#### Website and app data records:
BEGIN
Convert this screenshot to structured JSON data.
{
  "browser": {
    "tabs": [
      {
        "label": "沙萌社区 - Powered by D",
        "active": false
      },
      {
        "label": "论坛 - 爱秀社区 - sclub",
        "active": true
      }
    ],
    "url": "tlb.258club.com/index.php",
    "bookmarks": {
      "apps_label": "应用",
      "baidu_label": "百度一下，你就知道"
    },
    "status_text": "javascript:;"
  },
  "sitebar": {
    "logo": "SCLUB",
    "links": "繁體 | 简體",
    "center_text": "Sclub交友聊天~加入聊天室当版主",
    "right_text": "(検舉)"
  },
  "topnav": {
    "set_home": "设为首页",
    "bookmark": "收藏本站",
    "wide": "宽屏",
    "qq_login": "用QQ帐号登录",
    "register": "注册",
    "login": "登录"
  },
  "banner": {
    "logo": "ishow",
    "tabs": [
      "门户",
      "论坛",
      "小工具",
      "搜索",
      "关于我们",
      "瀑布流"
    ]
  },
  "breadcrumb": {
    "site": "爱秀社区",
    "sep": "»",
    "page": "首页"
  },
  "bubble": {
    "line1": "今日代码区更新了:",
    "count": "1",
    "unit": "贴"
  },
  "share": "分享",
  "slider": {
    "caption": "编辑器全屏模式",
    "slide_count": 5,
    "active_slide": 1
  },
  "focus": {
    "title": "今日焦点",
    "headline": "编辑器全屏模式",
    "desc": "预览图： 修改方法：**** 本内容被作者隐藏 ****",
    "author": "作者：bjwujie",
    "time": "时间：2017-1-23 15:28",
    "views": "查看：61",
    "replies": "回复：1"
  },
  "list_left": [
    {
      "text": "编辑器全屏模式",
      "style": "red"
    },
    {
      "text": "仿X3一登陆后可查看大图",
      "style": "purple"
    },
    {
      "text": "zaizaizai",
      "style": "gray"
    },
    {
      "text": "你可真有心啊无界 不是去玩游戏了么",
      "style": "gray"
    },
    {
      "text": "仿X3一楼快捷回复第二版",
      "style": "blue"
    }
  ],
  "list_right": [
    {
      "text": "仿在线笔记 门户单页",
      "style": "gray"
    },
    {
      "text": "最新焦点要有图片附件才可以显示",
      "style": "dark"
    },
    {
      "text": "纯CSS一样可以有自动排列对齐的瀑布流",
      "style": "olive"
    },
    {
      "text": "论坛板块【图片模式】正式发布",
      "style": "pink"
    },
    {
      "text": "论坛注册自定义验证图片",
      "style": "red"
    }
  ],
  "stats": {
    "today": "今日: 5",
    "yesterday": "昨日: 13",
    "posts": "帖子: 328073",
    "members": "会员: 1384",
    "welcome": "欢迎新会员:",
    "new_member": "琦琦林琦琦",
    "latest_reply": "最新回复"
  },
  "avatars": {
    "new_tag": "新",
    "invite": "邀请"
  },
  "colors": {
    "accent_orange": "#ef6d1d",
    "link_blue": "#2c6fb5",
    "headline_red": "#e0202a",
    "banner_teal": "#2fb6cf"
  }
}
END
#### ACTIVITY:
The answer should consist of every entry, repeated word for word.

#### REPLY:
Convert this screenshot to structured JSON data.
{
  "browser": {
    "tabs": [
      {
        "label": "沙萌社区 - Powered by D",
        "active": false
      },
      {
        "label": "论坛 - 爱秀社区 - sclub",
        "active": true
      }
    ],
    "url": "tlb.258club.com/index.php",
    "bookmarks": {
      "apps_label": "应用",
      "baidu_label": "百度一下，你就知道"
    },
    "status_text": "javascript:;"
  },
  "sitebar": {
    "logo": "SCLUB",
    "links": "繁體 | 简體",
    "center_text": "Sclub交友聊天~加入聊天室当版主",
    "right_text": "(検舉)"
  },
  "topnav": {
    "set_home": "设为首页",
    "bookmark": "收藏本站",
    "wide": "宽屏",
    "qq_login": "用QQ帐号登录",
    "register": "注册",
    "login": "登录"
  },
  "banner": {
    "logo": "ishow",
    "tabs": [
      "门户",
      "论坛",
      "小工具",
      "搜索",
      "关于我们",
      "瀑布流"
    ]
  },
  "breadcrumb": {
    "site": "爱秀社区",
    "sep": "»",
    "page": "首页"
  },
  "bubble": {
    "line1": "今日代码区更新了:",
    "count": "1",
    "unit": "贴"
  },
  "share": "分享",
  "slider": {
    "caption": "编辑器全屏模式",
    "slide_count": 5,
    "active_slide": 1
  },
  "focus": {
    "title": "今日焦点",
    "headline": "编辑器全屏模式",
    "desc": "预览图： 修改方法：**** 本内容被作者隐藏 ****",
    "author": "作者：bjwujie",
    "time": "时间：2017-1-23 15:28",
    "views": "查看：61",
    "replies": "回复：1"
  },
  "list_left": [
    {
      "text": "编辑器全屏模式",
      "style": "red"
    },
    {
      "text": "仿X3一登陆后可查看大图",
      "style": "purple"
    },
    {
      "text": "zaizaizai",
      "style": "gray"
    },
    {
      "text": "你可真有心啊无界 不是去玩游戏了么",
      "style": "gray"
    },
    {
      "text": "仿X3一楼快捷回复第二版",
      "style": "blue"
    }
  ],
  "list_right": [
    {
      "text": "仿在线笔记 门户单页",
      "style": "gray"
    },
    {
      "text": "最新焦点要有图片附件才可以显示",
      "style": "dark"
    },
    {
      "text": "纯CSS一样可以有自动排列对齐的瀑布流",
      "style": "olive"
    },
    {
      "text": "论坛板块【图片模式】正式发布",
      "style": "pink"
    },
    {
      "text": "论坛注册自定义验证图片",
      "style": "red"
    }
  ],
  "stats": {
    "today": "今日: 5",
    "yesterday": "昨日: 13",
    "posts": "帖子: 328073",
    "members": "会员: 1384",
    "welcome": "欢迎新会员:",
    "new_member": "琦琦林琦琦",
    "latest_reply": "最新回复"
  },
  "avatars": {
    "new_tag": "新",
    "invite": "邀请"
  },
  "colors": {
    "accent_orange": "#ef6d1d",
    "link_blue": "#2c6fb5",
    "headline_red": "#e0202a",
    "banner_teal": "#2fb6cf"
  }
}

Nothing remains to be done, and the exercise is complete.